LONDON -- Why do athletes bite their medals? Why do gymnasts still wear scrunchies? And what kind of witchcraft are we seeing in a table tennis match? For most of us, many things about being an Olympian will forever remain mysterious. But as a viewer, it's hard to know what curiosities are integral to the sport, and what's just pageantry, superstition, or just athletes being strange. Here are some insights into the oddities on offer at the London Summer Games.
Table Tennis —Video Game Noises to Accompany the Ball's Flight
Even for the uninitiated, watching table tennis is spellbinding. Professional players make a plethora of strange sounds, from deep grunts to shrill yelps (to the untrained ear, shrieks of victory and anguish are indistinguishable). "Cho!" is the most common of the piercing, one-syllable war cries. According to the Table Tennis dictionary (it exists), 'Cho!' is a common Chinese phrase that some players yell out after winning an intense point. Cho's should be used sparingly. Constantly cho'ing, or cho'ing at the top of your lungs...is widely considered rude or inappropriate.
But while Chos are used in moderation, players grunt with each swing. The grunts seem to propel the ball onward and, given the ball's speed, listening to the grunts is often the best way to track its pace. But table tennis offers more than weird noises.
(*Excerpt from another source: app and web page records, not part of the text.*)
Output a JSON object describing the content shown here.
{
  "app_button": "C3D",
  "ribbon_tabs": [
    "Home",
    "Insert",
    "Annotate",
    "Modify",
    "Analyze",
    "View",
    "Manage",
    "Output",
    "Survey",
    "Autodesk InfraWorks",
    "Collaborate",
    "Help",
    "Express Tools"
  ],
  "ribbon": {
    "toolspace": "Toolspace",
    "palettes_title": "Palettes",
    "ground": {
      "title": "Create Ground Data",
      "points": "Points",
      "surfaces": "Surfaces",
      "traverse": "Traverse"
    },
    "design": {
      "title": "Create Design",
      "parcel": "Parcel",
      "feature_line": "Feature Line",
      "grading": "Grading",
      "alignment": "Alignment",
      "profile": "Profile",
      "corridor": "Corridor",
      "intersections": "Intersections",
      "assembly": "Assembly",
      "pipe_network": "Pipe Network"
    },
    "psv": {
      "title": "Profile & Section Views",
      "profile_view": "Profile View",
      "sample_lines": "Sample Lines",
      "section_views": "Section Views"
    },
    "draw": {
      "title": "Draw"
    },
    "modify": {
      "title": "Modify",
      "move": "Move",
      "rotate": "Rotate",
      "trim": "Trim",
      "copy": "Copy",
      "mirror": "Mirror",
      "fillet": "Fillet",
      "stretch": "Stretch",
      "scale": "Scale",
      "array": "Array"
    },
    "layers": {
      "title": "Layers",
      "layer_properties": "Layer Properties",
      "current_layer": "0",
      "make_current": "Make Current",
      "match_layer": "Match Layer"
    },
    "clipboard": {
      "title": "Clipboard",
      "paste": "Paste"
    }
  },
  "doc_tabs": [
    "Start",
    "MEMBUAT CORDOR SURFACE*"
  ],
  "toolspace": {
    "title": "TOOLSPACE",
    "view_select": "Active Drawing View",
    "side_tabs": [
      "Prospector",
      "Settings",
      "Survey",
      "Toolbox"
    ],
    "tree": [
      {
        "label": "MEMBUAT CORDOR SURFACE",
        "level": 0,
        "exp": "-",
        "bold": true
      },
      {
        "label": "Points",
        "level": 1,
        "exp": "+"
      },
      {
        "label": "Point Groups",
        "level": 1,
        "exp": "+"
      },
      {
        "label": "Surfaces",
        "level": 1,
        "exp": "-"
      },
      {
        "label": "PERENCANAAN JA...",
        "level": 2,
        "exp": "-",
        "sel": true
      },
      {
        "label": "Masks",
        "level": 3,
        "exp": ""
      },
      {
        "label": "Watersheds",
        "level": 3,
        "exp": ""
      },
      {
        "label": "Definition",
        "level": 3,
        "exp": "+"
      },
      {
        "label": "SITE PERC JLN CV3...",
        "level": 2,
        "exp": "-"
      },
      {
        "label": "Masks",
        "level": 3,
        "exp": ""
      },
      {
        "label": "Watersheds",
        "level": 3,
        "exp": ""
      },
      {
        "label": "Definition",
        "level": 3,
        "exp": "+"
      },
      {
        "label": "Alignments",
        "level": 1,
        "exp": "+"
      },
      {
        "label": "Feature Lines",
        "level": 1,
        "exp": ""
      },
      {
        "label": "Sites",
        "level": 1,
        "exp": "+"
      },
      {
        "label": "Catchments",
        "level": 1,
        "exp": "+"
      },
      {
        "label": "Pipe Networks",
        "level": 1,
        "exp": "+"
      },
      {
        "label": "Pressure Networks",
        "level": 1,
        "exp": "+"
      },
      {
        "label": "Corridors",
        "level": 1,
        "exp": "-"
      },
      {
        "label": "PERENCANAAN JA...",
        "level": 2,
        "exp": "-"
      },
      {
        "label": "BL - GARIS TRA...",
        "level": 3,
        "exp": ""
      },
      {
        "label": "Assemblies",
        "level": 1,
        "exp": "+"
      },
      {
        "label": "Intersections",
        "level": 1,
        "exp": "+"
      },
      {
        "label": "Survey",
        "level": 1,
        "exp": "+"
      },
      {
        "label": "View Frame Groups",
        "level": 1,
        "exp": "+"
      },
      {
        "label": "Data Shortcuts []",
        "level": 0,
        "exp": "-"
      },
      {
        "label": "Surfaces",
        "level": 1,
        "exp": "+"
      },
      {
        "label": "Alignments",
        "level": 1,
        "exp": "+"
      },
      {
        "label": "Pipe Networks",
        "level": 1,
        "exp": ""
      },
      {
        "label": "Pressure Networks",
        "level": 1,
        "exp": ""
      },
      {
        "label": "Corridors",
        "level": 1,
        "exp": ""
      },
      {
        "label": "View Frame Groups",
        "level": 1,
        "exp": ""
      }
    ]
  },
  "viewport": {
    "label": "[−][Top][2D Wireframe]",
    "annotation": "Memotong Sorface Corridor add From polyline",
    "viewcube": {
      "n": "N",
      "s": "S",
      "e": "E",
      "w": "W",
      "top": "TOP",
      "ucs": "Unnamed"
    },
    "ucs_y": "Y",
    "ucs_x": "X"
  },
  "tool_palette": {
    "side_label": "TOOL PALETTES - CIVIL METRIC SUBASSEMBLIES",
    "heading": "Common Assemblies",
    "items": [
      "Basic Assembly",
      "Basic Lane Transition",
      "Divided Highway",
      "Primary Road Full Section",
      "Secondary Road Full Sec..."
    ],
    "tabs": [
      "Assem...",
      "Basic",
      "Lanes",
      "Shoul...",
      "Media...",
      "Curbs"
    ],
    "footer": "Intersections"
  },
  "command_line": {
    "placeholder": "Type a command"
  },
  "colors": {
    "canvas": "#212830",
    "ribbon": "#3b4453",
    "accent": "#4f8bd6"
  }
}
Before serving, many players cradle the ball, staring intently, mouthing inaudible incantations, and watching it quiver ever so slightly in their palms. Other players ritualistically bounce it some number of times on the corner of the table using only a pinky finger, or blow on it, as does Ariel Hsing, the rising star from San Jose.
Medal Biting — The Quirk that Spans all Olympic Sports
It appears no medal is so precious that it cannot be blithely sandwiched between a toothy grin. But why, why do medalists from every sport, and from every country bite their medals on the podium? According to Summer Sanders, who won four medals in the '92 Games, "It's not your idea. It's the journalists, the people taking the pictures that say 'Bite your medal! Give your medal a bite!'...So we do." The origin of the oddity lies in the notion of testing the purity of the medal. In their pure forms, gold and silver are both soft enough to mark with your teeth. But according to Sanders, it's the reporters that keep this tradition alive, because it makes for a good picture. The iconic medal bite is a more personal shot; it's a bit less composed; it helps the subject connect with the audience.
Beach Volleyball — hand/Butt Slapping at Frequent Intervals
Beach volleyball is all about partner bonding, and most pairs slap butts -- or at least hands -- after every point.The slapping is such a seemingly important part of the game that, although player Kerri Walsh Jennings has a nasty case of pinkeye, she and her partner Misty May-Treanor would rather risk mutual contamination than play a match without post-point touching. In response to her highly contagious pinkeye, Walsh Jennings and partner Misty May-Treanor discussed a change in the routine, but that lasted only a few points before they decided it was silly," according to ESPN. Although refraining from inter-partner contact messes with her game, Walsh Jennings will continue skipping the traditional pre- and post-match handshakes with opponents.
Swimmers — Wearing Headphones in the Last Seconds Before their Races
It's already a bit odd that swimmers bother coming out onto the pool deck fully geared up, just in time to shed their various layers and hop into the water. But now they're accessorizing too. For many swimmers in the London Games, the last thing to go is their noise-cancelling headphones. Many swimmers are keeping them on up to the water's edge, abandoning them only before stepping onto the blocks. Fans are miffed. Nobody can begrudge an athlete his last few moments of focus before a race, but crowds that have traveled miles to see the swimmers compete are clearly upset by being viewed as a distraction. Several people have criticized the swimmers for ignoring the fans by using headphones to block out cheering along with any other background noise. Michael Phelps, always the trendsetter, takes this fad to the max by keeping headphones glued in place until the last possible second.
Gymnasts — Still Wear Scrunchies
In 2012, over seventeen years after the rest of the world stopped, Olympic gymnasts are still wearing scrunchies in their hair. "I don't know why they're OK," elite gymnast Shawn Johnson told today.com, "I think something needs to change." While some laud the scrunchy as one of the last scraps of individualism left to Olympic gymnasts (nail polish, tattoos, and jewelry are all banned), Johnson refuses to comply, "I never wore them in competition. I wore ribbons. A rubber band covered in glittery fabric sticking out of your head -- what is that?"